Twin Fiddlers

Twin Fiddlers0001Daddy took his little girl everywhere,
Especially when he went fishing and fiddling.

Once a month on Sundays,
At the Washington Old Time Fiddler’s Association,
They soaked up some toe tapping,
Mountain music.

One afternoon,
While sawing on his old fiddle,
With rhythm guitars and a bass strumming at his side,
Daddy’s little girl toddled up to the stage and tugged,
At his pant leg for attention,
To everyone’s delight.

He loved to play,
“Bill Cheatum,” “Arkansas Traveler,”
And “Bully of the Town.”

Just as Daddy conspired,
The fiddle bug did bite her,
At the age of three.

Three months of begging,
Sufficiently coaxed her determination,
And she solemnly promised,
To practice every day.

Her eyes gleamed,
As she was presented with a tiny,
One sixteenth size,
Fiddle.

True to her word,
She practiced,
Day after day.

Then one cold dark evening,
With fiddle in hand,
She walked into the room,
While Daddy fiddled away in front of the fireplace.

She meekly announced,
With great disappointment,
Her fiddle was broken.

Astonished,
He carefully examined the fiddle,
And asked, “what’s wrong with it?”

With a long frown
She took a deep breath and said,
“It doesn’t sound like yours.”

© 2013 M. Tsai

Puppy Love

1-IMG_3441The cream of the crop
Traveled to the 1979 Congress of Strings
At the University of Washington,
Including the musical genius from Calgary.

We all had scholarships,
For an intensive musical experience
Performing every two weeks at Meany Hall.

All college students except for me,
Heading into my last year of high school.

The camp had an extra spot,
So they asked my violin teacher,
A professor emeritus,
If he could fill it.
He selected me.

For the first concert,
I was assigned to sit
Next to the girl from Oberlin,
Destined to be a concert master.

She was the section leader
Of the second violins,
We shared a stand,
Making rapturous notes together.

Tall and lean,
Her dark wavy hair framed her aquiline nose
And sultry brown eyes,
Her long dexterous fingers moved effortlessly
As she played with fierce intensity.

Drawing me in like a Gypsy Air,
Under her mysterious spell,
I gathered all of my shy
Awkward courage
To ask her out on a date.

As we walked across the warm summer campus,
She told me she had never dated a jock,
But I persisted.

In the evening
We went out to University Ave
I forgot my wallet,
So she paid.

My heart sinking
As we neared the elevator at Haggett Hall,
Reluctantly I said good night.

She stepped toward me and leaned in for my very first kiss,
All was going exceptionally well,
Until she thrust her long alien tongue,
Into my mouth.

Tumbling back on all fours,
Bewildered,
I watched her smiling
As the elevator doors
Closed.

© 2013 M. Tsai

Performance Anxiety

My first busking experience was near a public market in Seattle about two years ago.
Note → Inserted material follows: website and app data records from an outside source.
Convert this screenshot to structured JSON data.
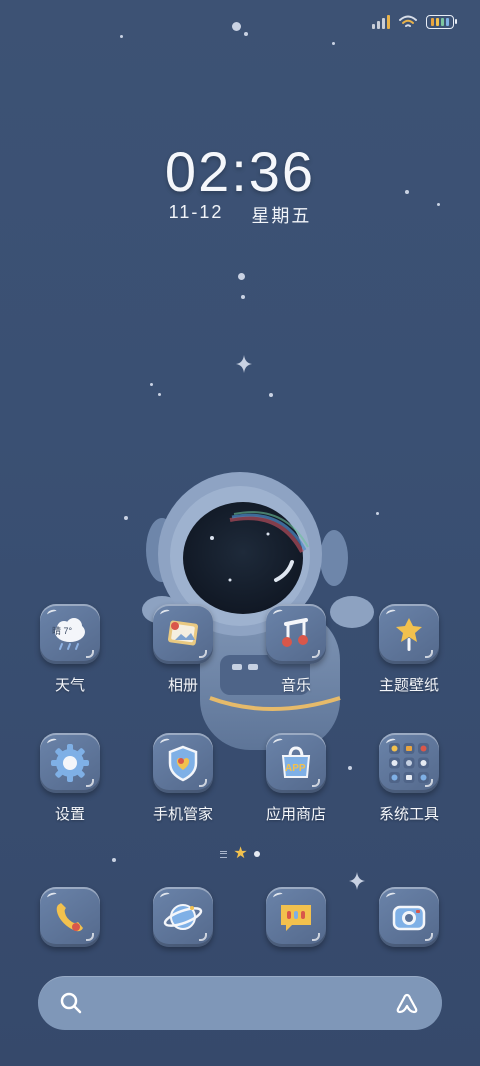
{
  "status_bar": {
    "signal_icon": "signal-icon",
    "wifi_icon": "wifi-icon",
    "battery_icon": "battery-icon",
    "battery_colors": [
      "#e8a440",
      "#f2c14e",
      "#7cc6a0",
      "#7fb0e6"
    ]
  },
  "clock": {
    "time": "02:36",
    "date": "11-12",
    "weekday": "星期五"
  },
  "apps_row1": [
    {
      "label": "天气",
      "icon": "weather-icon",
      "badge": "晴 7°"
    },
    {
      "label": "相册",
      "icon": "gallery-icon"
    },
    {
      "label": "音乐",
      "icon": "music-icon"
    },
    {
      "label": "主题壁纸",
      "icon": "theme-icon"
    }
  ],
  "apps_row2": [
    {
      "label": "设置",
      "icon": "settings-icon"
    },
    {
      "label": "手机管家",
      "icon": "security-icon"
    },
    {
      "label": "应用商店",
      "icon": "app-store-icon",
      "badge": "APP"
    },
    {
      "label": "系统工具",
      "icon": "tools-folder-icon"
    }
  ],
  "dock": [
    {
      "icon": "phone-icon"
    },
    {
      "icon": "browser-icon"
    },
    {
      "icon": "messages-icon"
    },
    {
      "icon": "camera-icon"
    }
  ],
  "page_indicator": {
    "pages": 2,
    "current": 1
  },
  "search_bar": {
    "search_icon": "search-icon",
    "assistant_icon": "assistant-icon"
  },
  "colors": {
    "background": "#3a5073",
    "icon_tile": "#5e7599",
    "accent_yellow": "#f2c14e",
    "accent_red": "#d9574a"
  }
}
I had 30 minutes before a doctor’s appointment so I played at the edge of the park lawn overlooking Elliot Bay. Boy there were lots of people sitting and talking and enjoying the great weather. I was nervous about breaking the din of noise with my fiddle. What would they like? A waltz, hoedown, or a rag? Fast or slow – perhaps some classical? There must have have been a hundred people in this little patch of urban green, and over a thousand tourists in the nearby Pike Place Market. A mounted policeman in place to maintain order. I asked if I needed a license, he said only in the market. In the end, I made a buck, I think I will frame it like you see some small businesses do, it is somewhere in my violin case. I had a gentleman encourage me to come back again as I rushed to my appointment. Continue reading